they were working in traditional trades. The ability for those involved in building and many other traditional trades to show what it is they’ve been doing overtime as to be paid; was a whole-lot easier than the problems ‘knowledge workers’ suffer from today. Builders and such could point to ‘property law’ and make a express point; but people who build ‘business systems’ and all sorts of things that end-up online, can’t really do that.
Knowledge workers need different sorts of legal services to be provided to them to protect them from exploitation; sorts of legal services not available today. Insurance products need to be able to assess what it is a person is actually doing, which is really quite difficult when the recipient of the services is claiming they never benefited at all or never received anything. Health insurance is made difficult, when the statements made often contain factual errors that are both potentially damaging to the patients health, and kept secret from them. The more data a person has; in a ‘socially aware’ environment that interlinks with others, as to form a fabric of ‘social encryption‘ the more difficult it is to lie and whilst this is mearly an alternative, based on an assessment that assisting any party to break the law, breaches the principles of ‘rule of law’ for which our societies have built upon,

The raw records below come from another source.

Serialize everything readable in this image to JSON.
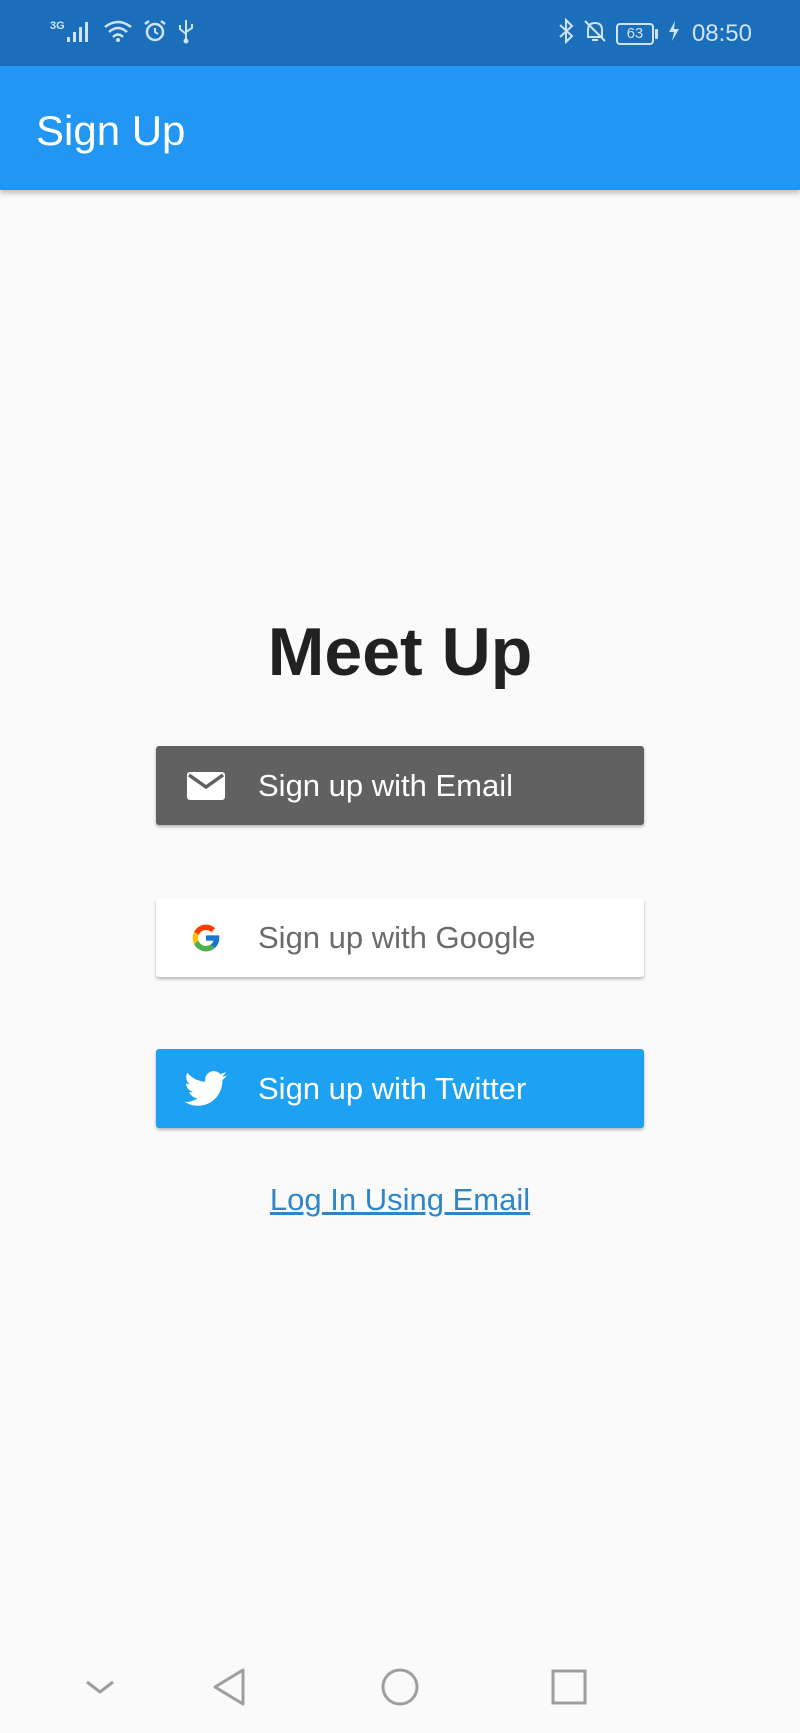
{
  "status_bar": {
    "network_type": "3G",
    "battery_level": "63",
    "time": "08:50",
    "icons_left": [
      "signal-icon",
      "wifi-icon",
      "alarm-icon",
      "usb-icon"
    ],
    "icons_right": [
      "bluetooth-icon",
      "notifications-off-icon",
      "battery-icon",
      "charging-icon"
    ]
  },
  "app_bar": {
    "title": "Sign Up",
    "color": "#2196f3"
  },
  "main": {
    "title": "Meet Up",
    "buttons": [
      {
        "label": "Sign up with Email",
        "icon": "email-icon",
        "color": "#616161"
      },
      {
        "label": "Sign up with Google",
        "icon": "google-icon",
        "color": "#ffffff"
      },
      {
        "label": "Sign up with Twitter",
        "icon": "twitter-icon",
        "color": "#1da1f2"
      }
    ],
    "login_link": "Log In Using Email"
  },
  "nav_bar": {
    "buttons": [
      "hide-keyboard-icon",
      "back-icon",
      "home-icon",
      "recents-icon"
    ]
  }
}
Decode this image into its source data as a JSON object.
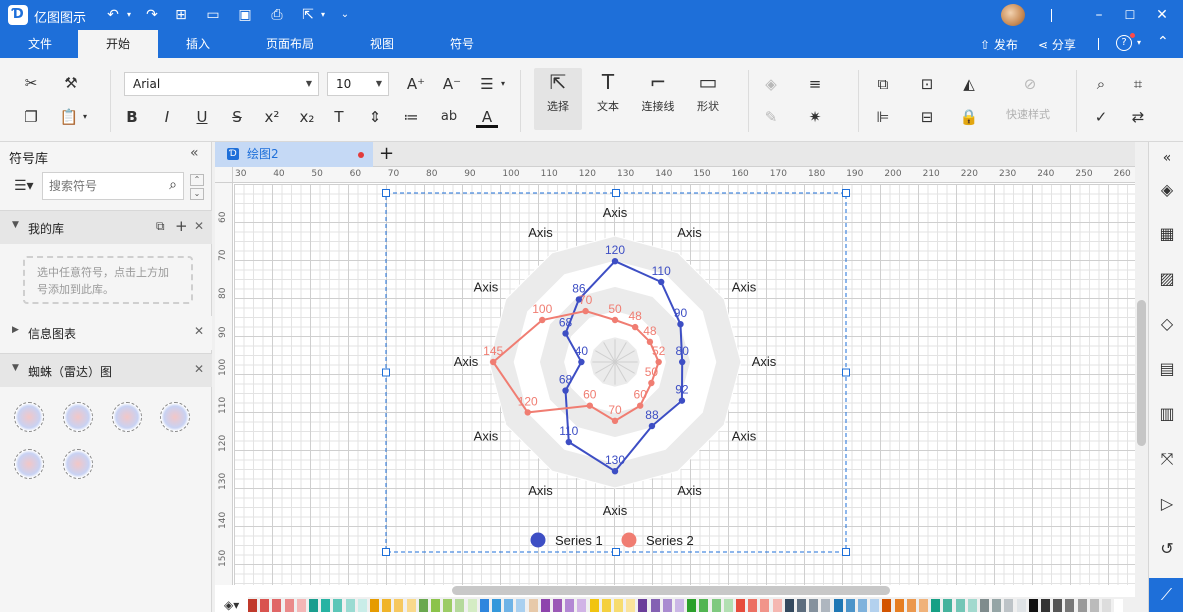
{
  "app": {
    "title": "亿图图示"
  },
  "menu": {
    "items": [
      "文件",
      "开始",
      "插入",
      "页面布局",
      "视图",
      "符号"
    ],
    "active": "开始",
    "publish": "发布",
    "share": "分享"
  },
  "ribbon": {
    "font_family": "Arial",
    "font_size": "10",
    "select_label": "选择",
    "text_label": "文本",
    "connector_label": "连接线",
    "shape_label": "形状",
    "quick_style_label": "快速样式"
  },
  "library": {
    "title": "符号库",
    "search_placeholder": "搜索符号",
    "my_library": "我的库",
    "my_library_hint": "选中任意符号，点击上方加号添加到此库。",
    "info_chart": "信息图表",
    "radar_section": "蜘蛛（雷达）图"
  },
  "document": {
    "tab_name": "绘图2"
  },
  "rulers": {
    "h_labels": [
      "30",
      "40",
      "50",
      "60",
      "70",
      "80",
      "90",
      "100",
      "110",
      "120",
      "130",
      "140",
      "150",
      "160",
      "170",
      "180",
      "190",
      "200",
      "210",
      "220",
      "230",
      "240",
      "250",
      "260"
    ],
    "v_labels": [
      "60",
      "70",
      "80",
      "90",
      "100",
      "110",
      "120",
      "130",
      "140",
      "150"
    ]
  },
  "chart_data": {
    "type": "radar",
    "axes": [
      "Axis",
      "Axis",
      "Axis",
      "Axis",
      "Axis",
      "Axis",
      "Axis",
      "Axis",
      "Axis",
      "Axis",
      "Axis",
      "Axis"
    ],
    "rmax": 150,
    "rings": 5,
    "series": [
      {
        "name": "Series 1",
        "color": "#3d4ec4",
        "values": [
          120,
          110,
          90,
          80,
          92,
          88,
          130,
          110,
          68,
          40,
          68,
          86
        ]
      },
      {
        "name": "Series 2",
        "color": "#f07d72",
        "values": [
          50,
          48,
          48,
          52,
          50,
          60,
          70,
          60,
          120,
          145,
          100,
          70
        ]
      }
    ],
    "legend": "bottom"
  },
  "colors": {
    "brand": "#1e6fd9",
    "selection": "#1e6fd9"
  },
  "palette": [
    "#c0392b",
    "#d9534f",
    "#e06666",
    "#ea8a8a",
    "#f4b6b6",
    "#1a9e8f",
    "#27b3a3",
    "#5bc6b8",
    "#9adbd2",
    "#c9ede8",
    "#e69b00",
    "#f0b429",
    "#f6c85f",
    "#f9d98c",
    "#6aa84f",
    "#8bc34a",
    "#9ccc65",
    "#b5d99c",
    "#d4ecc4",
    "#2e86de",
    "#3498db",
    "#6fb3e6",
    "#a9d0f0",
    "#e7c9a9",
    "#8e44ad",
    "#9b59b6",
    "#b388d4",
    "#d1b3e6",
    "#f1c40f",
    "#f4d03f",
    "#f7dc6f",
    "#fae39b",
    "#6a3d9a",
    "#8461b3",
    "#a98bd0",
    "#cbb7e6",
    "#2ca02c",
    "#52b552",
    "#7fc97f",
    "#b2dfb2",
    "#e74c3c",
    "#ec7063",
    "#f1948a",
    "#f5b7b1",
    "#34495e",
    "#5d6d7e",
    "#85929e",
    "#aeb6bf",
    "#1f77b4",
    "#4c94c9",
    "#7fb2dc",
    "#b3d1ee",
    "#d35400",
    "#e67e22",
    "#eb984e",
    "#f0b27a",
    "#16a085",
    "#45b39d",
    "#73c6b6",
    "#a2d9ce",
    "#7f8c8d",
    "#95a5a6",
    "#bdc3c7",
    "#dfe3e6",
    "#111111",
    "#333333",
    "#555555",
    "#777777",
    "#999999",
    "#bbbbbb",
    "#dddddd",
    "#ffffff"
  ]
}
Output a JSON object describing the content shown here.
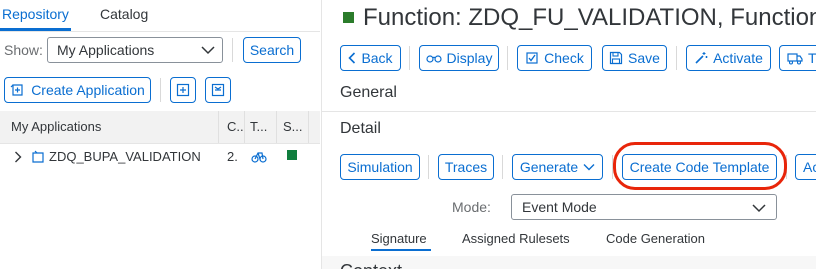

now therefore the means to employ these systems, change the ‘risk modelling’ and provide nuanced services for information workers becomes instrumentally valuable to all concerned; and the means to engage those to whom the services, as it is otherwise stated, are designed to serve, can be improved dramatically, improving the economic performance of any such products.
Yet another example; is built into the consideration of how it is our superannuation system currently works; where the people have made significant investments but their investments does not translate to a vote.
In the above video, the view put forward by Andrew McLeod was that if the people of society want to change the way the world is now operated, one of the best ways to do that is to unite the directions provided to the board members of the worlds largest companies, to the will of the people; and to forget about trying to change the way government works, change the way the organisations providing government revenue, work. change the way the internet relates to any and all forms of work, through making use of personal data, as property.
Overtime, problems have always emerged between parties, but increasingly today these ‘agreements’ are online and stored solely by the provider of the agreement, via their website. Changing the way all of these systems work, changes the way our society is made able to work; and whilst not all may want to make use of a ‘knowledge banking industry’, without one, there is no option.
Artificial intelligence is able to automate the discovery and procedural requirements of translating data and information; to knowledge that has been customised for use in some specified way. The hope is, on just terms.
An array of other examples are provided in other areas of this site (link to be provided); as is the case otherwise, the means to employ data-systems to support new economic revenues through commercial products and services (ie; digital receipts) is a big part of what can happen, through a knowledge banking industry. Most people don’t mind sharing their data for specified purposes, its just that the person people want to specify terms for the use of their ‘things’, their ‘data’, is them. If someone demands to use or take another persons physical property, there’s a law protecting them from that.